Problem to work on
Your answer must be an exact copy of the records, minus any pictures.

Website and app data records
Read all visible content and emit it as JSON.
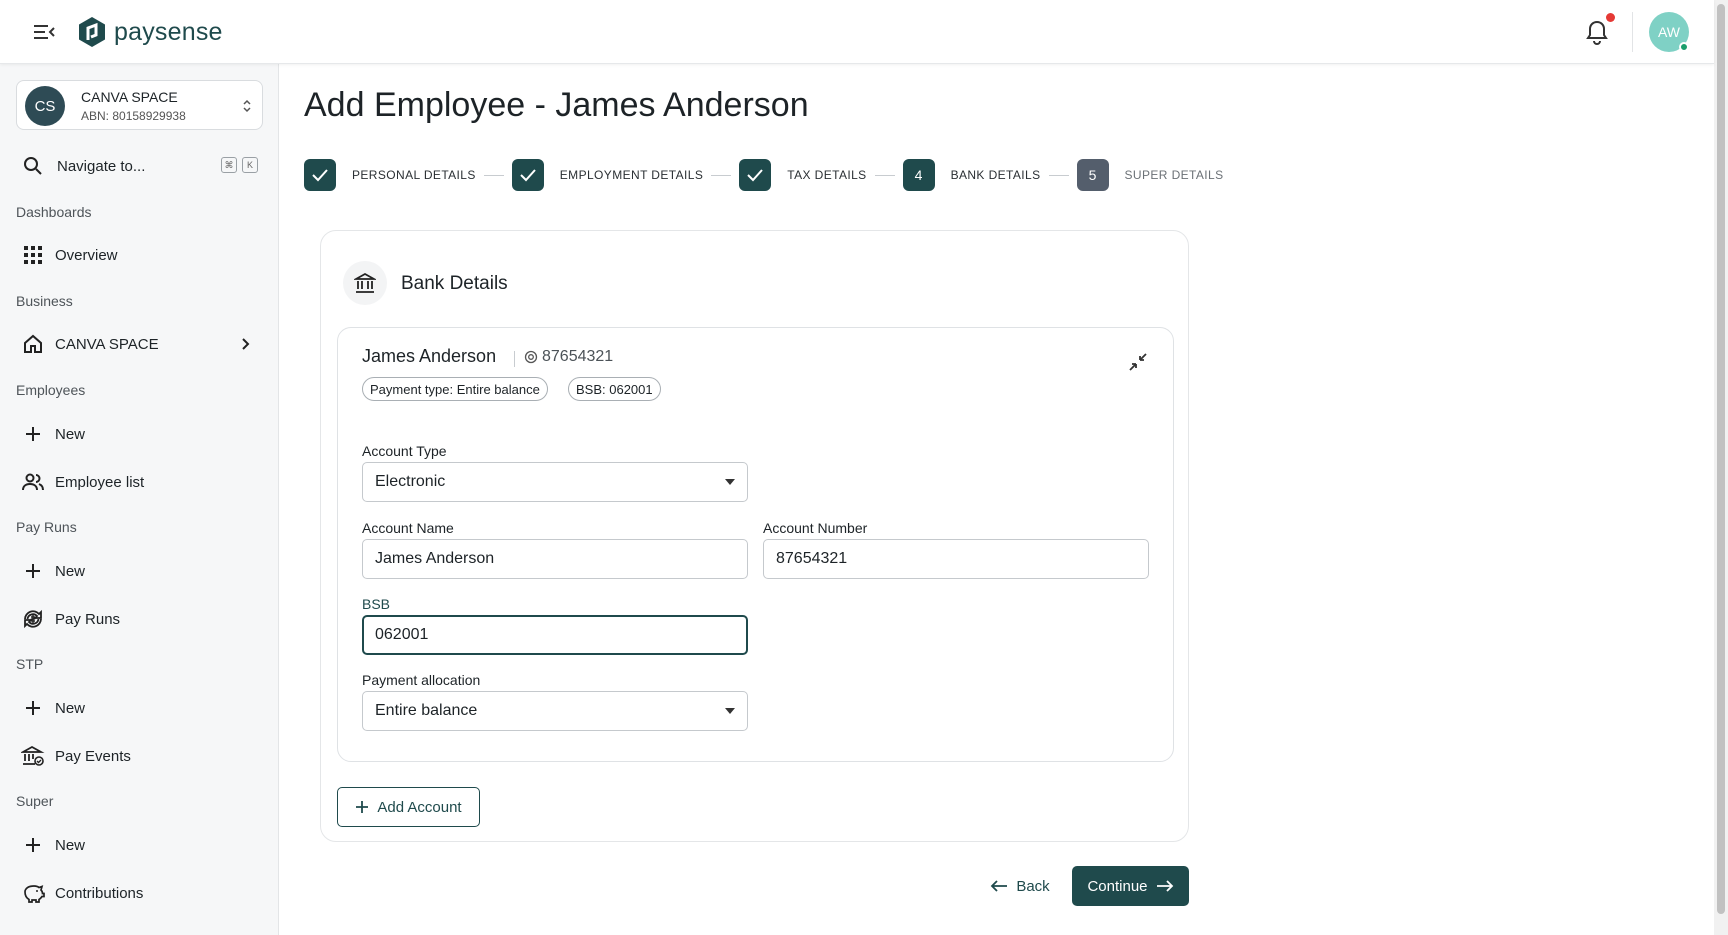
{
  "header": {
    "logo_text": "paysense",
    "avatar_initials": "AW"
  },
  "sidebar": {
    "org": {
      "initials": "CS",
      "name": "CANVA SPACE",
      "abn": "ABN: 80158929938"
    },
    "search_label": "Navigate to...",
    "kbd": [
      "⌘",
      "K"
    ],
    "sections": [
      {
        "title": "Dashboards",
        "items": [
          {
            "label": "Overview",
            "icon": "grid-icon"
          }
        ]
      },
      {
        "title": "Business",
        "items": [
          {
            "label": "CANVA SPACE",
            "icon": "home-icon"
          }
        ]
      },
      {
        "title": "Employees",
        "items": [
          {
            "label": "New",
            "icon": "plus-icon"
          },
          {
            "label": "Employee list",
            "icon": "people-icon"
          }
        ]
      },
      {
        "title": "Pay Runs",
        "items": [
          {
            "label": "New",
            "icon": "plus-icon"
          },
          {
            "label": "Pay Runs",
            "icon": "sync-dollar-icon"
          }
        ]
      },
      {
        "title": "STP",
        "items": [
          {
            "label": "New",
            "icon": "plus-icon"
          },
          {
            "label": "Pay Events",
            "icon": "bank-check-icon"
          }
        ]
      },
      {
        "title": "Super",
        "items": [
          {
            "label": "New",
            "icon": "plus-icon"
          },
          {
            "label": "Contributions",
            "icon": "piggy-bank-icon"
          }
        ]
      }
    ]
  },
  "main": {
    "title": "Add Employee - James Anderson",
    "steps": [
      {
        "label": "PERSONAL DETAILS",
        "state": "done"
      },
      {
        "label": "EMPLOYMENT DETAILS",
        "state": "done"
      },
      {
        "label": "TAX DETAILS",
        "state": "done"
      },
      {
        "label": "BANK DETAILS",
        "state": "current",
        "number": "4"
      },
      {
        "label": "SUPER DETAILS",
        "state": "future",
        "number": "5"
      }
    ],
    "card": {
      "title": "Bank Details",
      "account": {
        "name": "James Anderson",
        "number": "87654321",
        "chips": [
          "Payment type: Entire balance",
          "BSB: 062001"
        ],
        "fields": {
          "account_type": {
            "label": "Account Type",
            "value": "Electronic"
          },
          "account_name": {
            "label": "Account Name",
            "value": "James Anderson"
          },
          "account_number": {
            "label": "Account Number",
            "value": "87654321"
          },
          "bsb": {
            "label": "BSB",
            "value": "062001"
          },
          "payment_allocation": {
            "label": "Payment allocation",
            "value": "Entire balance"
          }
        }
      },
      "add_account_label": "Add Account"
    },
    "back_label": "Back",
    "continue_label": "Continue"
  },
  "colors": {
    "brand": "#1f4a4c",
    "future_step": "#545e6c",
    "notification": "#e53935",
    "avatar": "#7fd1c5"
  }
}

Response to this task
Read all visible content and emit it as JSON.
{
  "header": {
    "logo_text": "paysense",
    "avatar_initials": "AW"
  },
  "sidebar": {
    "org": {
      "initials": "CS",
      "name": "CANVA SPACE",
      "abn": "ABN: 80158929938"
    },
    "search_label": "Navigate to...",
    "kbd": [
      "⌘",
      "K"
    ],
    "sections": [
      {
        "title": "Dashboards",
        "items": [
          {
            "label": "Overview",
            "icon": "grid-icon"
          }
        ]
      },
      {
        "title": "Business",
        "items": [
          {
            "label": "CANVA SPACE",
            "icon": "home-icon"
          }
        ]
      },
      {
        "title": "Employees",
        "items": [
          {
            "label": "New",
            "icon": "plus-icon"
          },
          {
            "label": "Employee list",
            "icon": "people-icon"
          }
        ]
      },
      {
        "title": "Pay Runs",
        "items": [
          {
            "label": "New",
            "icon": "plus-icon"
          },
          {
            "label": "Pay Runs",
            "icon": "sync-dollar-icon"
          }
        ]
      },
      {
        "title": "STP",
        "items": [
          {
            "label": "New",
            "icon": "plus-icon"
          },
          {
            "label": "Pay Events",
            "icon": "bank-check-icon"
          }
        ]
      },
      {
        "title": "Super",
        "items": [
          {
            "label": "New",
            "icon": "plus-icon"
          },
          {
            "label": "Contributions",
            "icon": "piggy-bank-icon"
          }
        ]
      }
    ]
  },
  "main": {
    "title": "Add Employee - James Anderson",
    "steps": [
      {
        "label": "PERSONAL DETAILS",
        "state": "done"
      },
      {
        "label": "EMPLOYMENT DETAILS",
        "state": "done"
      },
      {
        "label": "TAX DETAILS",
        "state": "done"
      },
      {
        "label": "BANK DETAILS",
        "state": "current",
        "number": "4"
      },
      {
        "label": "SUPER DETAILS",
        "state": "future",
        "number": "5"
      }
    ],
    "card": {
      "title": "Bank Details",
      "account": {
        "name": "James Anderson",
        "number": "87654321",
        "chips": [
          "Payment type: Entire balance",
          "BSB: 062001"
        ],
        "fields": {
          "account_type": {
            "label": "Account Type",
            "value": "Electronic"
          },
          "account_name": {
            "label": "Account Name",
            "value": "James Anderson"
          },
          "account_number": {
            "label": "Account Number",
            "value": "87654321"
          },
          "bsb": {
            "label": "BSB",
            "value": "062001"
          },
          "payment_allocation": {
            "label": "Payment allocation",
            "value": "Entire balance"
          }
        }
      },
      "add_account_label": "Add Account"
    },
    "back_label": "Back",
    "continue_label": "Continue"
  },
  "colors": {
    "brand": "#1f4a4c",
    "future_step": "#545e6c",
    "notification": "#e53935",
    "avatar": "#7fd1c5"
  }
}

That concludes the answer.